**Records contained in a dataset**.
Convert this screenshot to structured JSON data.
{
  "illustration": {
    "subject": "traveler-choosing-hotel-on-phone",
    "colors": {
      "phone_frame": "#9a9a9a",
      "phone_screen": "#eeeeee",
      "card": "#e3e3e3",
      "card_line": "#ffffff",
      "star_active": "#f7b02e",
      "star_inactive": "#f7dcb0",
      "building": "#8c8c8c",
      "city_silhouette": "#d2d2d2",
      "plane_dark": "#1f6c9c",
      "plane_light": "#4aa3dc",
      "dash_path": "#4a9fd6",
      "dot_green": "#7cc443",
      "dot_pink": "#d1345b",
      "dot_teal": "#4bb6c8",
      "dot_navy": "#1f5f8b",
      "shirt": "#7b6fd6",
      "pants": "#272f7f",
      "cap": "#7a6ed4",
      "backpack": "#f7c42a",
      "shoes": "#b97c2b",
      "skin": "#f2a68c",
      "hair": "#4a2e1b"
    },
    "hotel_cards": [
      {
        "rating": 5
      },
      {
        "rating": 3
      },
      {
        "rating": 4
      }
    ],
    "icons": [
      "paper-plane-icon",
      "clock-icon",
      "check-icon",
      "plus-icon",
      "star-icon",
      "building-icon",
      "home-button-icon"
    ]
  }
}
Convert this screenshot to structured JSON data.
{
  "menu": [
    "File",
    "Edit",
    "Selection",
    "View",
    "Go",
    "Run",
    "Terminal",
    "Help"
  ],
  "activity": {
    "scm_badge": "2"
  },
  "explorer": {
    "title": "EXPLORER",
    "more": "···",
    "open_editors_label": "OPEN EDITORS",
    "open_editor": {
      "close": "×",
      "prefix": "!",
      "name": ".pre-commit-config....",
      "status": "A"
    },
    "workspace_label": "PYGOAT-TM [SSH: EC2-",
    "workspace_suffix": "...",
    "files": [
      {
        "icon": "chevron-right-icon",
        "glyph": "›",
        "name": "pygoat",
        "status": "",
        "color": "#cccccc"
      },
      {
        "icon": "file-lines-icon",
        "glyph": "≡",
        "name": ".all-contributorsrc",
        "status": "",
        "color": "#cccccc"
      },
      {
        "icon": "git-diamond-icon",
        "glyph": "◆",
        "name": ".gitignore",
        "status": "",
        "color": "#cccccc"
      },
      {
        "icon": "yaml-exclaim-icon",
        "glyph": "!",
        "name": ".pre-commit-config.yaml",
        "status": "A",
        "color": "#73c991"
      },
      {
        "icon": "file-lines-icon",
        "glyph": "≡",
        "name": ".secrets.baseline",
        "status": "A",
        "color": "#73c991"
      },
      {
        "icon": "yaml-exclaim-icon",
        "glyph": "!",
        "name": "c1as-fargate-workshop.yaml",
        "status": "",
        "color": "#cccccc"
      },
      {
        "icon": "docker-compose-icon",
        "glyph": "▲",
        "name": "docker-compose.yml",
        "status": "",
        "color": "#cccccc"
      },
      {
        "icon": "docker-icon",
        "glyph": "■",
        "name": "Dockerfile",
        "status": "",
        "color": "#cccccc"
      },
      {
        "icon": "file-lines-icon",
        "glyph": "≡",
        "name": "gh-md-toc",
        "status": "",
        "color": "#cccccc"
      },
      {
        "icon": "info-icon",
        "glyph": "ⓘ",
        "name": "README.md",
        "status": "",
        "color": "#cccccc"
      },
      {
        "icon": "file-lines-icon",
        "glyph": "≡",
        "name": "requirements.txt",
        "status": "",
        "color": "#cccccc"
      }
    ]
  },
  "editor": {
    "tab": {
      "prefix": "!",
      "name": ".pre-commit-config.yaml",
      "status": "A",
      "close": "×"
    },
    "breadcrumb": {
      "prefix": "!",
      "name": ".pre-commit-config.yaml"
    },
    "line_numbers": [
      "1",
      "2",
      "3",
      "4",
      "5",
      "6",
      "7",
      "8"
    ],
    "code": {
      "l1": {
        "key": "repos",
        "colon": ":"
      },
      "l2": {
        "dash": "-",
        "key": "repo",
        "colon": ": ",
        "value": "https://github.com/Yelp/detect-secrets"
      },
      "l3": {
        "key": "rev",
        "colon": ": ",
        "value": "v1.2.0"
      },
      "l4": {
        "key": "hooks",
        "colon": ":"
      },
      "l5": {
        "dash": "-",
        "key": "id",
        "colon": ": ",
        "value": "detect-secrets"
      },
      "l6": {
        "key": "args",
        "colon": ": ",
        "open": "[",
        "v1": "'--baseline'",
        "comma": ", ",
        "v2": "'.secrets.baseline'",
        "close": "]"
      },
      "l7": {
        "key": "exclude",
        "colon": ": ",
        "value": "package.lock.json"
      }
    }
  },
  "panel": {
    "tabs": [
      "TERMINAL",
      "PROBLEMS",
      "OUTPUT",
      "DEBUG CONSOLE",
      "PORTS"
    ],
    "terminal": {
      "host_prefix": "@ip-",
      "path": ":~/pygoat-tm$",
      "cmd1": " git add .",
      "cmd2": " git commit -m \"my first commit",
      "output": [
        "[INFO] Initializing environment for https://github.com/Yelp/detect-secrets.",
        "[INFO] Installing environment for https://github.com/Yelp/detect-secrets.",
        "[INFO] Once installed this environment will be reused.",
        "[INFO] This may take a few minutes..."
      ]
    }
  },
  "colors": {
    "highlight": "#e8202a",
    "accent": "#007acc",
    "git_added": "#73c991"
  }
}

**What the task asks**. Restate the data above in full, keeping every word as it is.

**Your solution**.
Convert this screenshot to structured JSON data.
{
  "illustration": {
    "subject": "traveler-choosing-hotel-on-phone",
    "colors": {
      "phone_frame": "#9a9a9a",
      "phone_screen": "#eeeeee",
      "card": "#e3e3e3",
      "card_line": "#ffffff",
      "star_active": "#f7b02e",
      "star_inactive": "#f7dcb0",
      "building": "#8c8c8c",
      "city_silhouette": "#d2d2d2",
      "plane_dark": "#1f6c9c",
      "plane_light": "#4aa3dc",
      "dash_path": "#4a9fd6",
      "dot_green": "#7cc443",
      "dot_pink": "#d1345b",
      "dot_teal": "#4bb6c8",
      "dot_navy": "#1f5f8b",
      "shirt": "#7b6fd6",
      "pants": "#272f7f",
      "cap": "#7a6ed4",
      "backpack": "#f7c42a",
      "shoes": "#b97c2b",
      "skin": "#f2a68c",
      "hair": "#4a2e1b"
    },
    "hotel_cards": [
      {
        "rating": 5
      },
      {
        "rating": 3
      },
      {
        "rating": 4
      }
    ],
    "icons": [
      "paper-plane-icon",
      "clock-icon",
      "check-icon",
      "plus-icon",
      "star-icon",
      "building-icon",
      "home-button-icon"
    ]
  }
}
Convert this screenshot to structured JSON data.
{
  "menu": [
    "File",
    "Edit",
    "Selection",
    "View",
    "Go",
    "Run",
    "Terminal",
    "Help"
  ],
  "activity": {
    "scm_badge": "2"
  },
  "explorer": {
    "title": "EXPLORER",
    "more": "···",
    "open_editors_label": "OPEN EDITORS",
    "open_editor": {
      "close": "×",
      "prefix": "!",
      "name": ".pre-commit-config....",
      "status": "A"
    },
    "workspace_label": "PYGOAT-TM [SSH: EC2-",
    "workspace_suffix": "...",
    "files": [
      {
        "icon": "chevron-right-icon",
        "glyph": "›",
        "name": "pygoat",
        "status": "",
        "color": "#cccccc"
      },
      {
        "icon": "file-lines-icon",
        "glyph": "≡",
        "name": ".all-contributorsrc",
        "status": "",
        "color": "#cccccc"
      },
      {
        "icon": "git-diamond-icon",
        "glyph": "◆",
        "name": ".gitignore",
        "status": "",
        "color": "#cccccc"
      },
      {
        "icon": "yaml-exclaim-icon",
        "glyph": "!",
        "name": ".pre-commit-config.yaml",
        "status": "A",
        "color": "#73c991"
      },
      {
        "icon": "file-lines-icon",
        "glyph": "≡",
        "name": ".secrets.baseline",
        "status": "A",
        "color": "#73c991"
      },
      {
        "icon": "yaml-exclaim-icon",
        "glyph": "!",
        "name": "c1as-fargate-workshop.yaml",
        "status": "",
        "color": "#cccccc"
      },
      {
        "icon": "docker-compose-icon",
        "glyph": "▲",
        "name": "docker-compose.yml",
        "status": "",
        "color": "#cccccc"
      },
      {
        "icon": "docker-icon",
        "glyph": "■",
        "name": "Dockerfile",
        "status": "",
        "color": "#cccccc"
      },
      {
        "icon": "file-lines-icon",
        "glyph": "≡",
        "name": "gh-md-toc",
        "status": "",
        "color": "#cccccc"
      },
      {
        "icon": "info-icon",
        "glyph": "ⓘ",
        "name": "README.md",
        "status": "",
        "color": "#cccccc"
      },
      {
        "icon": "file-lines-icon",
        "glyph": "≡",
        "name": "requirements.txt",
        "status": "",
        "color": "#cccccc"
      }
    ]
  },
  "editor": {
    "tab": {
      "prefix": "!",
      "name": ".pre-commit-config.yaml",
      "status": "A",
      "close": "×"
    },
    "breadcrumb": {
      "prefix": "!",
      "name": ".pre-commit-config.yaml"
    },
    "line_numbers": [
      "1",
      "2",
      "3",
      "4",
      "5",
      "6",
      "7",
      "8"
    ],
    "code": {
      "l1": {
        "key": "repos",
        "colon": ":"
      },
      "l2": {
        "dash": "-",
        "key": "repo",
        "colon": ": ",
        "value": "https://github.com/Yelp/detect-secrets"
      },
      "l3": {
        "key": "rev",
        "colon": ": ",
        "value": "v1.2.0"
      },
      "l4": {
        "key": "hooks",
        "colon": ":"
      },
      "l5": {
        "dash": "-",
        "key": "id",
        "colon": ": ",
        "value": "detect-secrets"
      },
      "l6": {
        "key": "args",
        "colon": ": ",
        "open": "[",
        "v1": "'--baseline'",
        "comma": ", ",
        "v2": "'.secrets.baseline'",
        "close": "]"
      },
      "l7": {
        "key": "exclude",
        "colon": ": ",
        "value": "package.lock.json"
      }
    }
  },
  "panel": {
    "tabs": [
      "TERMINAL",
      "PROBLEMS",
      "OUTPUT",
      "DEBUG CONSOLE",
      "PORTS"
    ],
    "terminal": {
      "host_prefix": "@ip-",
      "path": ":~/pygoat-tm$",
      "cmd1": " git add .",
      "cmd2": " git commit -m \"my first commit",
      "output": [
        "[INFO] Initializing environment for https://github.com/Yelp/detect-secrets.",
        "[INFO] Installing environment for https://github.com/Yelp/detect-secrets.",
        "[INFO] Once installed this environment will be reused.",
        "[INFO] This may take a few minutes..."
      ]
    }
  },
  "colors": {
    "highlight": "#e8202a",
    "accent": "#007acc",
    "git_added": "#73c991"
  }
}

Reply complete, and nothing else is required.